In the figure at the left, if the radii of each inscribed circle is 1, what are the dimensions of the bounding rectangle?

Illustration of a counting board in Strasbourg

Of a collection of mango fruits, the king took 1/6; the queen 1/5 the remainder, and the three princes took 1/4, 1/3 and 1/2 (of the same remainder); and the youngest child took the remaining 3 mangoes.

Find two numbers such that multiplying one by the other makes 8 and the sum of their squares is 27.

I am a brazen lion; my spouts are my 2 eyes, my mouth, and the flat of my foot. My right eye fills a jar in 2 days, my left eye in 3, and my foot in 4.

Simpson's methods for finding maxima and minima are explored by using examples from his "Doctrine and Application of Fluxions." Many of his techniques could be used in today's classroom.

This work discusses the people who solved some of Hilbert's problems from 1900, as well as the mathematics involved in the solutions.

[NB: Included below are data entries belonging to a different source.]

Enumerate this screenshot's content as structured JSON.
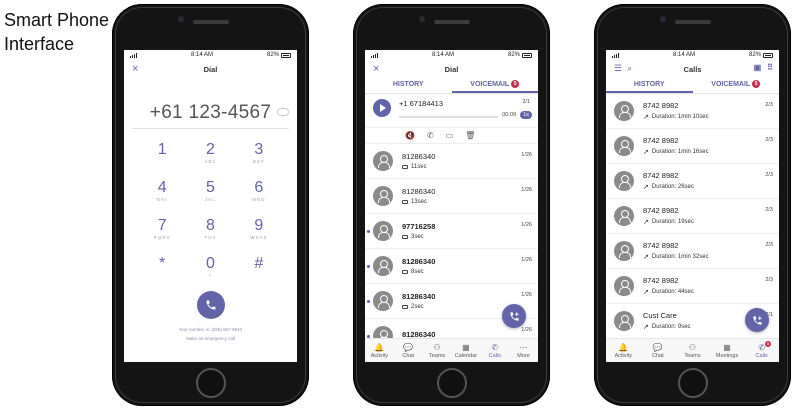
{
  "caption": {
    "line1": "Smart Phone",
    "line2": "Interface"
  },
  "colors": {
    "accent": "#6264a7",
    "badge": "#c4314b"
  },
  "phone1": {
    "status": {
      "time": "8:14 AM",
      "battery": "82%"
    },
    "title": "Dial",
    "close_icon": "×",
    "number": "+61 123-4567",
    "keys": [
      {
        "digit": "1",
        "letters": ""
      },
      {
        "digit": "2",
        "letters": "ABC"
      },
      {
        "digit": "3",
        "letters": "DEF"
      },
      {
        "digit": "4",
        "letters": "GHI"
      },
      {
        "digit": "5",
        "letters": "JKL"
      },
      {
        "digit": "6",
        "letters": "MNO"
      },
      {
        "digit": "7",
        "letters": "PQRS"
      },
      {
        "digit": "8",
        "letters": "TUV"
      },
      {
        "digit": "9",
        "letters": "WXYZ"
      },
      {
        "digit": "*",
        "letters": ""
      },
      {
        "digit": "0",
        "letters": "+"
      },
      {
        "digit": "#",
        "letters": ""
      }
    ],
    "your_number": "Your number is: (555) 867-8543",
    "emergency": "Make an emergency call"
  },
  "phone2": {
    "status": {
      "time": "8:14 AM",
      "battery": "82%"
    },
    "title": "Dial",
    "close_icon": "×",
    "tabs": {
      "history": "HISTORY",
      "voicemail": "VOICEMAIL",
      "voicemail_badge": "5"
    },
    "active_vm": {
      "number": "+1 67184413",
      "count": "2/1",
      "time": "00:09",
      "speed": "1x"
    },
    "actions": [
      "🔇",
      "✆",
      "▭",
      "🗑"
    ],
    "rows": [
      {
        "title": "81286340",
        "sub": "11sec",
        "count": "1/26",
        "unread": false
      },
      {
        "title": "81286340",
        "sub": "13sec",
        "count": "1/26",
        "unread": false
      },
      {
        "title": "97716258",
        "sub": "3sec",
        "count": "1/26",
        "unread": true
      },
      {
        "title": "81286340",
        "sub": "8sec",
        "count": "1/26",
        "unread": true
      },
      {
        "title": "81286340",
        "sub": "2sec",
        "count": "1/26",
        "unread": true
      },
      {
        "title": "81286340",
        "sub": "",
        "count": "1/26",
        "unread": true
      }
    ],
    "nav": [
      {
        "label": "Activity",
        "icon": "🔔",
        "active": false
      },
      {
        "label": "Chat",
        "icon": "💬",
        "active": false
      },
      {
        "label": "Teams",
        "icon": "⚇",
        "active": false
      },
      {
        "label": "Calendar",
        "icon": "▦",
        "active": false
      },
      {
        "label": "Calls",
        "icon": "✆",
        "active": true
      },
      {
        "label": "More",
        "icon": "⋯",
        "active": false
      }
    ]
  },
  "phone3": {
    "status": {
      "time": "8:14 AM",
      "battery": "82%"
    },
    "title": "Calls",
    "tabs": {
      "history": "HISTORY",
      "voicemail": "VOICEMAIL",
      "voicemail_badge": "5"
    },
    "rows": [
      {
        "title": "8742 8982",
        "sub": "Duration: 1min 10sec",
        "count": "2/3"
      },
      {
        "title": "8742 8982",
        "sub": "Duration: 1min 16sec",
        "count": "2/3"
      },
      {
        "title": "8742 8982",
        "sub": "Duration: 26sec",
        "count": "2/3"
      },
      {
        "title": "8742 8982",
        "sub": "Duration: 19sec",
        "count": "2/3"
      },
      {
        "title": "8742 8982",
        "sub": "Duration: 1min 32sec",
        "count": "2/3"
      },
      {
        "title": "8742 8982",
        "sub": "Duration: 44sec",
        "count": "2/3"
      },
      {
        "title": "Cust Care",
        "sub": "Duration: 9sec",
        "count": "2/1"
      }
    ],
    "nav": [
      {
        "label": "Activity",
        "icon": "🔔",
        "active": false
      },
      {
        "label": "Chat",
        "icon": "💬",
        "active": false
      },
      {
        "label": "Teams",
        "icon": "⚇",
        "active": false
      },
      {
        "label": "Meetings",
        "icon": "▦",
        "active": false
      },
      {
        "label": "Calls",
        "icon": "✆",
        "active": true,
        "badge": "5"
      }
    ]
  }
}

[Translation of title: Algebra in the Time of Babylon. When Mathematics Were Written on Clay.] A thorough review of Jens Hoyrup's revision, expansion, and French translation of his own 1998 book for Danish high-school students.